Wonder and Awe: 
11/22/63: Of course, the best part of a time travel book is getting to come along with the narrator while they discover a time long gone. King does a pretty good job of this - although he's working with a shorter span of time than Finney does - by focusing on the little details. The cost of a root beer, the slang words that are in use and especially the music. I could hear the late 50s and early 60s playing in my head while reading.
Time and Again: Finney wins big on this one. He basically gives up on plot development for long sections of the novel and just luxuriates in descriptions. Some readers might be annoyed by this but I loved it! Moreover, Finney nails the most important part: the psychology of why a past time is so different from our own. He looks at the faces of people from the 1880s and tells the reader why their time was both better and worse.

Crazy Moment: 
11/22/63: Jake gets the ultimate bad apartment when he rents a place below Lee Harvey Oswald. I thought I had terrible roommates but Jake wins for having to listen to Oswald beat his wife and go off on crazy conspiracy theories.
Time and Again: Si does a double-take when he sees the arm and torch portion of the Statue of Liberty sitting in a New York City park waiting to be taken out to the harbor and assembled.
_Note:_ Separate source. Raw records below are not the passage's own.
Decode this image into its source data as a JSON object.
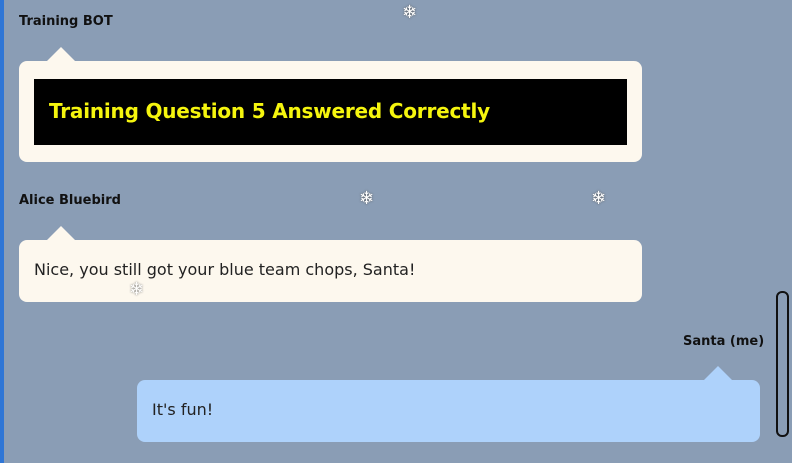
{
  "messages": [
    {
      "sender": "Training BOT",
      "banner_text": "Training Question 5 Answered Correctly"
    },
    {
      "sender": "Alice Bluebird",
      "text": "Nice, you still got your blue team chops, Santa!"
    },
    {
      "sender": "Santa (me)",
      "text": "It's fun!"
    }
  ],
  "decorations": {
    "snowflake_glyph": "❄",
    "colors": {
      "background": "#8a9db5",
      "incoming_bubble": "#fdf8ee",
      "outgoing_bubble": "#aed2fb",
      "banner_background": "#000000",
      "banner_text": "#f5f50e",
      "left_accent": "#2f76d6"
    }
  }
}
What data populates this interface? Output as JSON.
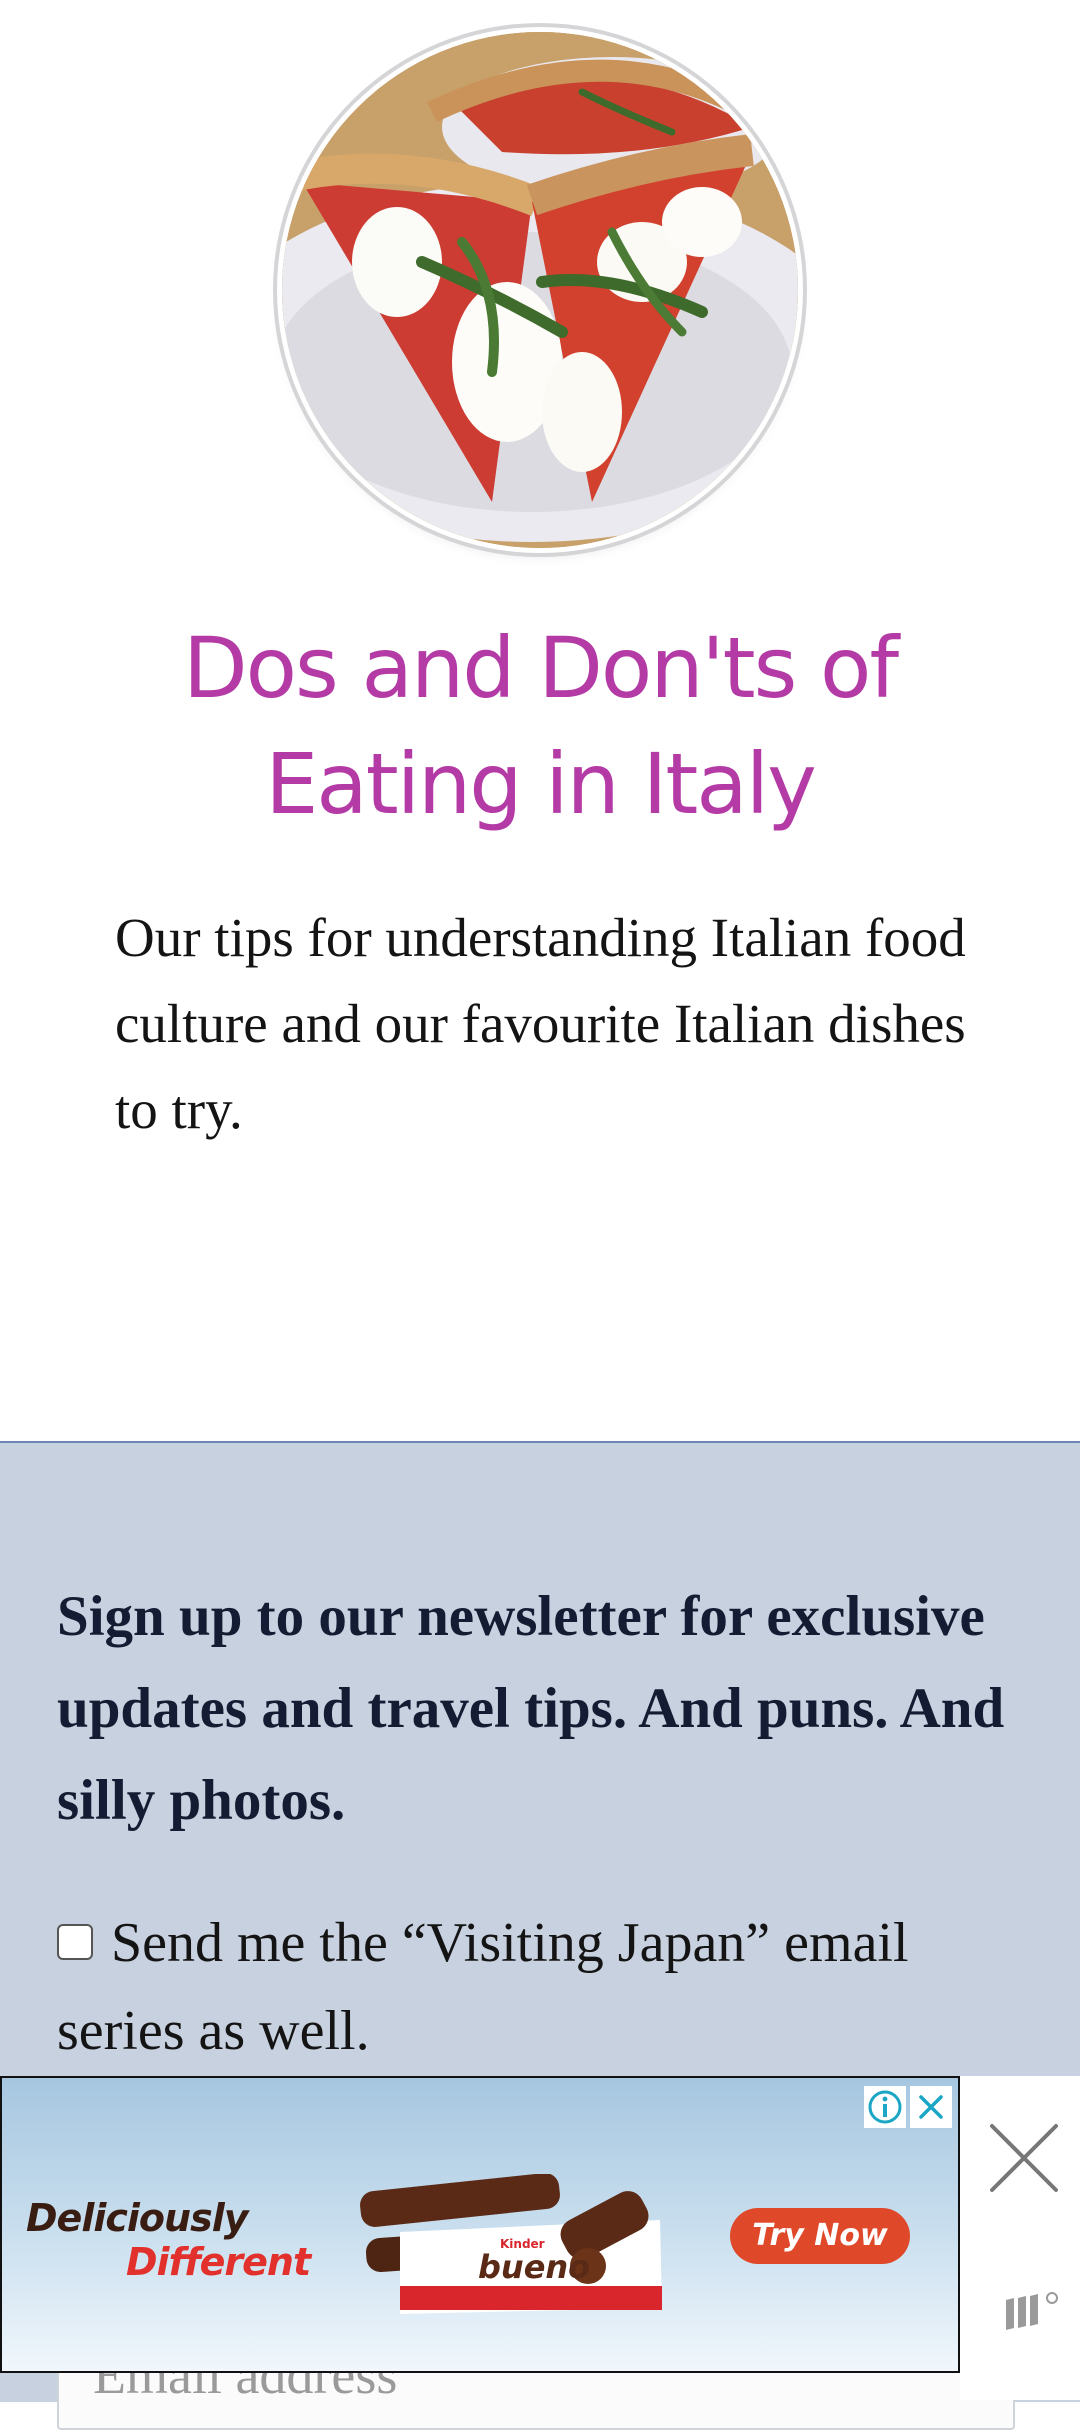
{
  "hero": {
    "image_alt": "Pizza slices with burrata and rocket on a white plate"
  },
  "article": {
    "title": "Dos and Don'ts of Eating in Italy",
    "excerpt": "Our tips for understanding Italian food culture and our favourite Italian dishes to try."
  },
  "newsletter": {
    "heading": "Sign up to our newsletter for exclusive updates and travel tips. And puns. And silly photos.",
    "optin_label": "Send me the “Visiting Japan” email series as well.",
    "optin_checked": false,
    "email_placeholder": "Email address"
  },
  "ad": {
    "slogan_line1": "Deliciously",
    "slogan_line2": "Different",
    "product_brand": "Kinder",
    "product_name": "bueno",
    "cta_label": "Try Now",
    "info_icon": "info-icon",
    "close_icon": "close-icon",
    "accent_color": "#e0482a"
  },
  "colors": {
    "title": "#b43aa6",
    "newsletter_bg": "#c8d1df",
    "newsletter_border": "#6f86b5"
  }
}
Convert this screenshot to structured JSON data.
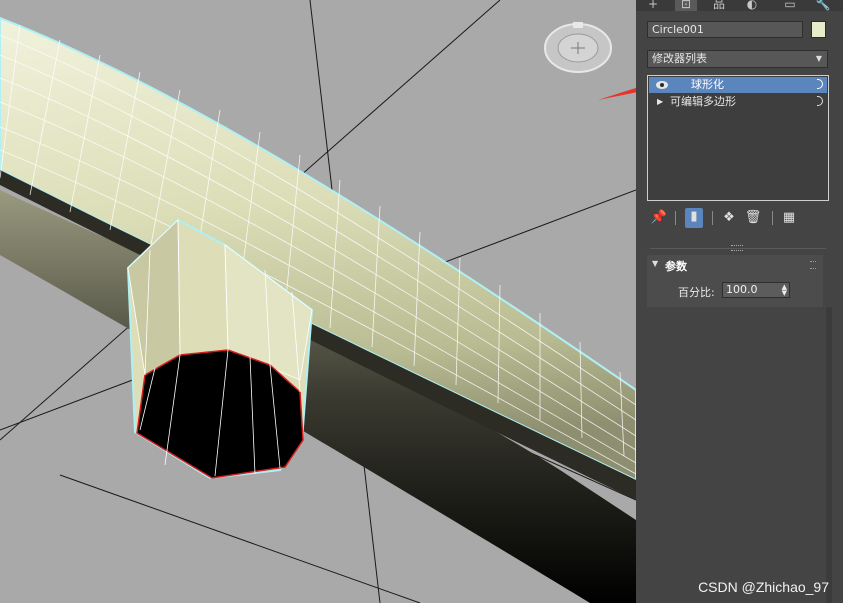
{
  "panel": {
    "tabs": [
      "+",
      "⊡",
      "品",
      "◐",
      "▭",
      "🔧"
    ],
    "object_name": "Circle001",
    "object_color": "#e8ecc8",
    "modifier_list_label": "修改器列表",
    "stack": [
      {
        "label": "球形化",
        "selected": true
      },
      {
        "label": "可编辑多边形",
        "selected": false
      }
    ],
    "toolbar_icons": [
      "pin-icon",
      "show-end-result-icon",
      "make-unique-icon",
      "remove-modifier-icon",
      "configure-sets-icon"
    ],
    "rollout": {
      "title": "参数",
      "param_label": "百分比:",
      "param_value": "100.0"
    }
  },
  "colors": {
    "accent": "#5b85bd",
    "panel_bg": "#444444",
    "viewport_bg": "#a9a9a9",
    "mesh_fill": "#e4e6c6",
    "arrow": "#e8332c"
  },
  "watermark": "CSDN @Zhichao_97"
}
It's a beautiful way of showing how much is familiar in New York and just how much has changed.

Was it better?
11/22/63: Peace, quiet and innocence - Jake decides the early Sixties had it all except when it comes to rights for women and minorities.
Time and Again: Finney does a great job of making the 1880s seems sweet and innocent but not too perfect. He also gives the reader reasons why it was that way not just the old "weren't the old days great?" bit.

"The Terminator" Timeline Theory: 
11/22/63: So the immediate question with time travel is: how much can be changed? King wins on this point. In his novel, the past is "obdurate" and does not want to be changed. Any time Jake tries to change events, circumstances conspire to stop him - even in the matter of a life that may seem small. King also subscribes to the butterfly effect: a good change in one place can cause some very bad things in another.
Time and Again: Finney comes from the "twig in the mighty stream" school. Si doesn't seem to change a whole lot. Even when he wanders around New York letting slip details from the 20th century and getting involved in major fires and blackmailing schemes.

Past Love Interest:
11/22/63: Sadie, a teacher at high school north of Dallas in the 1960s. Once Sadie comes on the scene, the book starts to lose steam. It was almost guaranteed that whenever I picked up the book hoping Jake would be stalking Lee Harvey Oswald, I'd have to wade through chapters and chapters about his relationship with Sadie. A big disappointment.
Time and Again: Julie, the niece of Aunt Ada who runs a boarding house and rents a room to Si Morley. She's a bit hastily sketched but acts believably according to her time. I didn't like how fast Si abandons his present-day girlfriend for her but hey - time travel is stressful. You might need someone on the other side.

Although, I think I liked King's take on time travel and his theory on just how much a time traveler can change, I enjoyed Finney's book more. Where King got bogged down in a silly relationship sub-plot, Finney managed to keep the focus on the basic reason for a time travel novel - the wonder and awe of seeing another time.

I'm not that familiar with New York City but I would imagine that anyone who is would be delighted by detailed depiction of old New York. I don't want to spoil too much but I also found that Time and Again (written in the 1970s) contained some chillingly prophetic images and situations for someone reading in the year 2011.

I would encourage readers to pick up both books - especially Finney's Time and Again. You won't be disappointed!